The UK-based Khan is the most prolific of them all. He has two running series – the Baby Ganesha Agency and the Malabar House books, both different from each other. Khan, who lived in Bombay in the 1990s, sets the seven Baby Ganesha novels in the post-liberalisation period.
The Agency belongs to Inspector Ashwin Chopra, a former police officer who had to quit because of health problems. He keeps a baby elephant as a pet which goes with him everywhere, literally. As if this was not unlikely enough, Chopra is said to have been born in a small Maharashtrian village where he also met his wife, who is nicknamed Poppy. The books are fun reads, and he writes about a Bombay he saw first hand, full of new consumer goods and optimism.
Midnight at Malabar House stars Bombay’s first female cop, Persis Wadia.

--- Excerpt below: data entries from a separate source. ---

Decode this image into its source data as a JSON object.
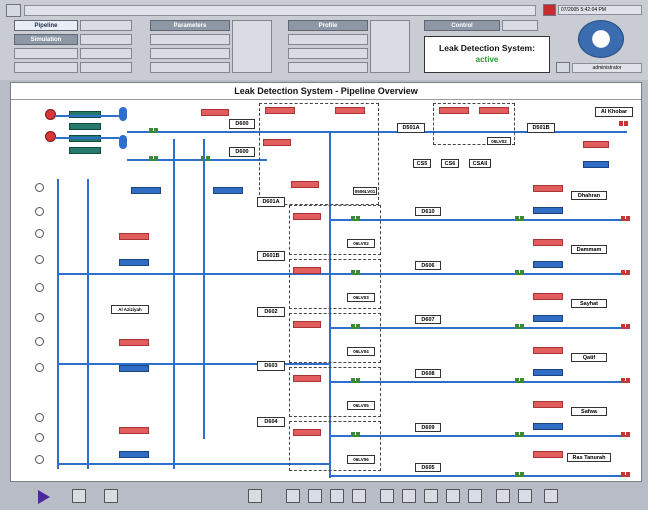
{
  "topbar": {
    "datetime": "07/2005 5:42:04 PM",
    "user": "administrator",
    "tabs": {
      "pipeline": "Pipeline",
      "simulation": "Simulation",
      "parameters": "Parameters",
      "profile": "Profile",
      "control": "Control"
    },
    "status_title": "Leak Detection System:",
    "status_value": "active"
  },
  "main": {
    "title": "Leak Detection System - Pipeline Overview",
    "cities": [
      "Al Khobar",
      "Dhahran",
      "Dammam",
      "Sayhat",
      "Qatif",
      "Safwa",
      "Ras Tanurah"
    ],
    "district": "Al Aziziyah",
    "towers": [
      "D600",
      "D600",
      "D601A",
      "D601B",
      "D602",
      "D603",
      "D604"
    ],
    "sections": [
      "D501A",
      "D501B",
      "D610",
      "D606",
      "D607",
      "D608",
      "D609",
      "D605"
    ],
    "cs": [
      "CS5",
      "CS6",
      "CSAll"
    ],
    "lv": [
      "05LV02",
      "0506LV01",
      "06LV02",
      "06LV03",
      "06LV04",
      "06LV05",
      "06LV06"
    ],
    "label_small": "991B"
  },
  "colors": {
    "pipe": "#2c6fcf",
    "alarm": "#e25d5d",
    "flow": "#2f6ec4",
    "active": "#2a9a2a"
  }
}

Malabar House is the name of a police unit where “unwanted” cops are housed, a team that includes Persis Wadia, who is a bit of a loner, facing male chauvinism but nonetheless a gutsy investigator who cracks the mystery of the murder of Sir James Herriot, a British diplomat and socialite, who is killed at his own home on December 31, 1949, even as a New Year eve party is in progress on the ground floor.
Herriot lives in Laburnum House, a ‘two storied cubist monstrosity’ on Marine Drive, which is highly improbable because all the buildings on the sea facing stretch were five storied. Wadia, along with a Scotland Yard ‘criminalist’ Archie Blackfinch pursues the case in Bombay society and as far afield as Punjab.
The tension between them – personal and professional – is well portrayed, as is the denouement, though the obsessive and experienced reader of detective novels can see it coming, even if the motives remain unclear. The unveiling of the killer is another skill that writers have to master (no spoilers here).
All these detectives promise to be with us for some time.
Captain Jim is back in Peril at the Exposition. Persis Wadia will now investigate a theft in the Asiatic Society in The Dying Day.
Malabar House has won the prestigious Historical Golden Dagger award of the Crime Writers Association so Khan has an incentive to keep this series going. Parveen Mistry and Inspector Chopra have already solved a few mysteries. No doubt Radhika Zaveri will be back again.
Bombay, of another time, and Mumbai of the present, may soon get the detective it deserves.